Advice from an armchair medievalist
Author Blair Thornburgh, AB’12, on adjusting to college and life after graduation.
Going away to college is a turbulent experience, as full of apprehension as exhilaration, says author Blair Thornburgh, AB’12. “There are so many things that are changing, and you’re moving away from everyone you’ve ever known, forever," she says. "That’s not going to be easy, but for some reason the popular myth is like, ‘No, it’s going to be a blast, bro!’ And it’s not … right away.”

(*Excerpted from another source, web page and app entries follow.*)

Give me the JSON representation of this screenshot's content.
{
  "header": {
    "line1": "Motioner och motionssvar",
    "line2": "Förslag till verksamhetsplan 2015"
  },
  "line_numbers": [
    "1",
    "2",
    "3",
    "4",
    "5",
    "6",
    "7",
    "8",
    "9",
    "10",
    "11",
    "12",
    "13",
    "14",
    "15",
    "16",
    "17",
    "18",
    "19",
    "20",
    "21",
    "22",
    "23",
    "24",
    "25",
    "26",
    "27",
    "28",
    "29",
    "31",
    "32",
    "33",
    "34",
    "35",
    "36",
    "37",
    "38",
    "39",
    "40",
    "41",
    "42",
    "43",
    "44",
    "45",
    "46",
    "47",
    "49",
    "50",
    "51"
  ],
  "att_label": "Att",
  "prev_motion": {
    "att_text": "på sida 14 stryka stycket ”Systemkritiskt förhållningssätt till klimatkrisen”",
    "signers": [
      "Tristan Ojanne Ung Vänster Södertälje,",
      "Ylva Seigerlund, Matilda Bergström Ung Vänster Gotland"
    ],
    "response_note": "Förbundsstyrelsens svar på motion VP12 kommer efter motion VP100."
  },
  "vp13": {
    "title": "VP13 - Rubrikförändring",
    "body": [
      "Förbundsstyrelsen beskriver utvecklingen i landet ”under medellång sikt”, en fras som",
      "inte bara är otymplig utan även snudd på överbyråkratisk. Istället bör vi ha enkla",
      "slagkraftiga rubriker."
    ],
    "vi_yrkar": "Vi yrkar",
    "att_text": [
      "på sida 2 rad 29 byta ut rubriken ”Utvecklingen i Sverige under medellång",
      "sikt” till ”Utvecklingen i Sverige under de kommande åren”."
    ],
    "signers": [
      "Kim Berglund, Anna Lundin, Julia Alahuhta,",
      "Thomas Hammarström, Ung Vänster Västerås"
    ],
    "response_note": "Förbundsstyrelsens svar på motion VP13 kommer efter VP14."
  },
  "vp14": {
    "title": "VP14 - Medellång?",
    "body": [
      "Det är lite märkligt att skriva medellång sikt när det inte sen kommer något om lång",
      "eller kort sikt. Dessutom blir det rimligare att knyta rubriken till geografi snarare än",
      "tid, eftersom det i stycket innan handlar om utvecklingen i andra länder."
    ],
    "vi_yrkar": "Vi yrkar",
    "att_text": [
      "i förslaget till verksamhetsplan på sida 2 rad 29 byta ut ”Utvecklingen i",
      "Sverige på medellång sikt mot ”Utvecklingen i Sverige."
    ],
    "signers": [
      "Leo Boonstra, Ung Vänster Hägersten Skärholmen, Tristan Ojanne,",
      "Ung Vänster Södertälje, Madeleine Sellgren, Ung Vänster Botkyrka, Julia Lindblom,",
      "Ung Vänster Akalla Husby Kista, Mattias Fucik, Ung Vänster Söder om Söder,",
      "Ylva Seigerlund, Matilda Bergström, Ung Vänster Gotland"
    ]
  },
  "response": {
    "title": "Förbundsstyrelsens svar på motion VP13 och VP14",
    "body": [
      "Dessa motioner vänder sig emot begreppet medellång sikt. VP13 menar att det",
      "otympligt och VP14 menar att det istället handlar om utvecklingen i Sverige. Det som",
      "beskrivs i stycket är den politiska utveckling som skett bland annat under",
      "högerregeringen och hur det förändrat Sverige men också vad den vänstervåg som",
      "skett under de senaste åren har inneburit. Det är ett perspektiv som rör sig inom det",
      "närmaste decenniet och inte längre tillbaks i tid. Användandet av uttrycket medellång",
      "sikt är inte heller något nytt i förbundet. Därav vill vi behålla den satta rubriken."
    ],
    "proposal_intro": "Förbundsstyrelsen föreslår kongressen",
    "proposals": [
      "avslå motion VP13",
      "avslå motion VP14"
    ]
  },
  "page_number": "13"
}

Debunking that myth and making the transition easier is part of what inspired Thornburgh’s first book, Stuff Every College Student Should Know (Quirk Books, 2014). She includes sections on how to write e-mails to professors, various note-taking methods, and decoding the mystery of washing instructions. Her book offers advice on common issues, from how to cope with stress and homesickness to dealing with a bad roommate.
An assistant editor of fiction and nonfiction titles for Quirk Books, Thornburgh is also at work on an Elizabethan historical novel. In an interview with the Magazine, edited and adapted below, she discusses her career, campus memories, and the undergraduate lessons she translated into a how-to book.
“Yes, the typewriter does work! I just don’t work on it,” says Thornburgh. (Photos courtesy Blair Thornburgh)
My boss at Quirk Books said, “We want to do this book about college, do you want to write it?” And I said, “Hmm, I’m not really an expert, I went to college …” But then I thought about it, and I thought: I really like UChicago, but it took me a while to get my bearings, and I wish I had been better grounded in how to navigate that period of adulthood where you’re sort of on your own, but you’re sort of not. And also the nuts and bolts of, “When do you go to class?” I had to call my mom three times the first time I did my laundry. Stuff like that, if you just had it in one place, it would be really convenient.
Care and feeding
I think the big parts of this book are me looking back on my college experience and looking at what people actually call “self-care.” You know, making sure your body doesn’t break down. You need food. I sort of thought I could let it fall by the wayside, until I came to my senses and thought, “I’m dying! I’m getting sick all the time!” And also that you can ask for help. That was a foreign concept to me; I really didn’t like it. I had really good RHs and RAs who offered it to me, so eventually I had enough agency to ask for it.
I was just back in Chicago in April to talk to some undergrads in the Medieval Studies program about “life after medieval studies,” and I was the token non-medievalist, because I did not go to grad school. I’m only an armchair medievalist. I read Beowulf at home, but I’m not talking about it. … It’s not that I use those classes on a regular basis, but it’s definitely critical thinking, writing, making aesthetic judgments, but also having a sense of history too, like facts and dates, which I think is important.
Scav Hunt for the soul
You know, whatever makes you feel like humanity is not a total failure, that is what you should do. Some people have religion, or run ultramarathons; I just like to do Scav.
It always baffled me that people would go to the Reg over Harper. If you didn’t need to get a particular book and you were just taking your laptop somewhere, why would you not sit in a cathedral for books?
License to write
I remember working on my BA and one of my advisers said that “it sounds like a writer wrote it.” … That was really good for me to hear because I never took creative writing at UChicago or in high school; I was too scared. I wanted to write genre fiction, or YA, or romance, but I didn’t feel that there was a place for me. To hear that made me feel like maybe I did belong at the table of Real Writers.